- _PROMPT_:
Reproduce every entry exactly.

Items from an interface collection
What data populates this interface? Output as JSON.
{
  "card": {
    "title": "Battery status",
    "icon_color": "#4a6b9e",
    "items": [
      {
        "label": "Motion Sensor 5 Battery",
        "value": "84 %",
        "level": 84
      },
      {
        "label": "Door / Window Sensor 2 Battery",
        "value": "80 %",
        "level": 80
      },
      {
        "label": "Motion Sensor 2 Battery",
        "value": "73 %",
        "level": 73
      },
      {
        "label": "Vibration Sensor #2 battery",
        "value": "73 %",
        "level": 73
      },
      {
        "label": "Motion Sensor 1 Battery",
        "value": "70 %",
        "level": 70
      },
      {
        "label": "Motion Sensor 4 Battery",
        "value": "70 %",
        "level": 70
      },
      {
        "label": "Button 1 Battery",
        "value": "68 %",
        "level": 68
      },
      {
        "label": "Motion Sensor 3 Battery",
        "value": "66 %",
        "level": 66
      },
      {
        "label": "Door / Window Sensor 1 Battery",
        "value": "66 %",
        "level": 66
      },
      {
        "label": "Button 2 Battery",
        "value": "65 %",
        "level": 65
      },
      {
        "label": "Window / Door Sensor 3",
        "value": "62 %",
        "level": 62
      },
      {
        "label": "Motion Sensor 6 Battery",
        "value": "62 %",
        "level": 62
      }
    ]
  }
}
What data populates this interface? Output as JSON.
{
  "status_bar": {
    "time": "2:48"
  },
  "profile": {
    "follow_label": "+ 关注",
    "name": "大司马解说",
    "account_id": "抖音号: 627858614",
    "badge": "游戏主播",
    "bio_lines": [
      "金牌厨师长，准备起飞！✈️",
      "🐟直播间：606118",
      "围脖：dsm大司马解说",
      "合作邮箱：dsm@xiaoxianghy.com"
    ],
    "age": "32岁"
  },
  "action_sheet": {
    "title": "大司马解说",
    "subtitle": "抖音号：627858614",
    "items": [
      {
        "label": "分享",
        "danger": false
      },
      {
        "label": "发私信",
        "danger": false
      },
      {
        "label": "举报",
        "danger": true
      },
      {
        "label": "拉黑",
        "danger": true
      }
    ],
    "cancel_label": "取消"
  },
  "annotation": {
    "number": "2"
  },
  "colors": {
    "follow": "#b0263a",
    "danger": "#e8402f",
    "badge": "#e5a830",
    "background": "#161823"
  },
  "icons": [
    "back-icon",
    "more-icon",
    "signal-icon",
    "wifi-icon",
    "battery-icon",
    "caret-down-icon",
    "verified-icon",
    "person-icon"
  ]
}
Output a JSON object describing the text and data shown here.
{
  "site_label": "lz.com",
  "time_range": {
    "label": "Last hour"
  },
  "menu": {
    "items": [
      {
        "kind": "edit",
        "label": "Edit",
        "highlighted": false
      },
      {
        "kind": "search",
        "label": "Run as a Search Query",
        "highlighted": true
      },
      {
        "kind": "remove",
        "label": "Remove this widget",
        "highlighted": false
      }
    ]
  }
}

- _RESULT FOR THIS EXERCISE_:
What data populates this interface? Output as JSON.
{
  "card": {
    "title": "Battery status",
    "icon_color": "#4a6b9e",
    "items": [
      {
        "label": "Motion Sensor 5 Battery",
        "value": "84 %",
        "level": 84
      },
      {
        "label": "Door / Window Sensor 2 Battery",
        "value": "80 %",
        "level": 80
      },
      {
        "label": "Motion Sensor 2 Battery",
        "value": "73 %",
        "level": 73
      },
      {
        "label": "Vibration Sensor #2 battery",
        "value": "73 %",
        "level": 73
      },
      {
        "label": "Motion Sensor 1 Battery",
        "value": "70 %",
        "level": 70
      },
      {
        "label": "Motion Sensor 4 Battery",
        "value": "70 %",
        "level": 70
      },
      {
        "label": "Button 1 Battery",
        "value": "68 %",
        "level": 68
      },
      {
        "label": "Motion Sensor 3 Battery",
        "value": "66 %",
        "level": 66
      },
      {
        "label": "Door / Window Sensor 1 Battery",
        "value": "66 %",
        "level": 66
      },
      {
        "label": "Button 2 Battery",
        "value": "65 %",
        "level": 65
      },
      {
        "label": "Window / Door Sensor 3",
        "value": "62 %",
        "level": 62
      },
      {
        "label": "Motion Sensor 6 Battery",
        "value": "62 %",
        "level": 62
      }
    ]
  }
}
What data populates this interface? Output as JSON.
{
  "status_bar": {
    "time": "2:48"
  },
  "profile": {
    "follow_label": "+ 关注",
    "name": "大司马解说",
    "account_id": "抖音号: 627858614",
    "badge": "游戏主播",
    "bio_lines": [
      "金牌厨师长，准备起飞！✈️",
      "🐟直播间：606118",
      "围脖：dsm大司马解说",
      "合作邮箱：dsm@xiaoxianghy.com"
    ],
    "age": "32岁"
  },
  "action_sheet": {
    "title": "大司马解说",
    "subtitle": "抖音号：627858614",
    "items": [
      {
        "label": "分享",
        "danger": false
      },
      {
        "label": "发私信",
        "danger": false
      },
      {
        "label": "举报",
        "danger": true
      },
      {
        "label": "拉黑",
        "danger": true
      }
    ],
    "cancel_label": "取消"
  },
  "annotation": {
    "number": "2"
  },
  "colors": {
    "follow": "#b0263a",
    "danger": "#e8402f",
    "badge": "#e5a830",
    "background": "#161823"
  },
  "icons": [
    "back-icon",
    "more-icon",
    "signal-icon",
    "wifi-icon",
    "battery-icon",
    "caret-down-icon",
    "verified-icon",
    "person-icon"
  ]
}
Output a JSON object describing the text and data shown here.
{
  "site_label": "lz.com",
  "time_range": {
    "label": "Last hour"
  },
  "menu": {
    "items": [
      {
        "kind": "edit",
        "label": "Edit",
        "highlighted": false
      },
      {
        "kind": "search",
        "label": "Run as a Search Query",
        "highlighted": true
      },
      {
        "kind": "remove",
        "label": "Remove this widget",
        "highlighted": false
      }
    ]
  }
}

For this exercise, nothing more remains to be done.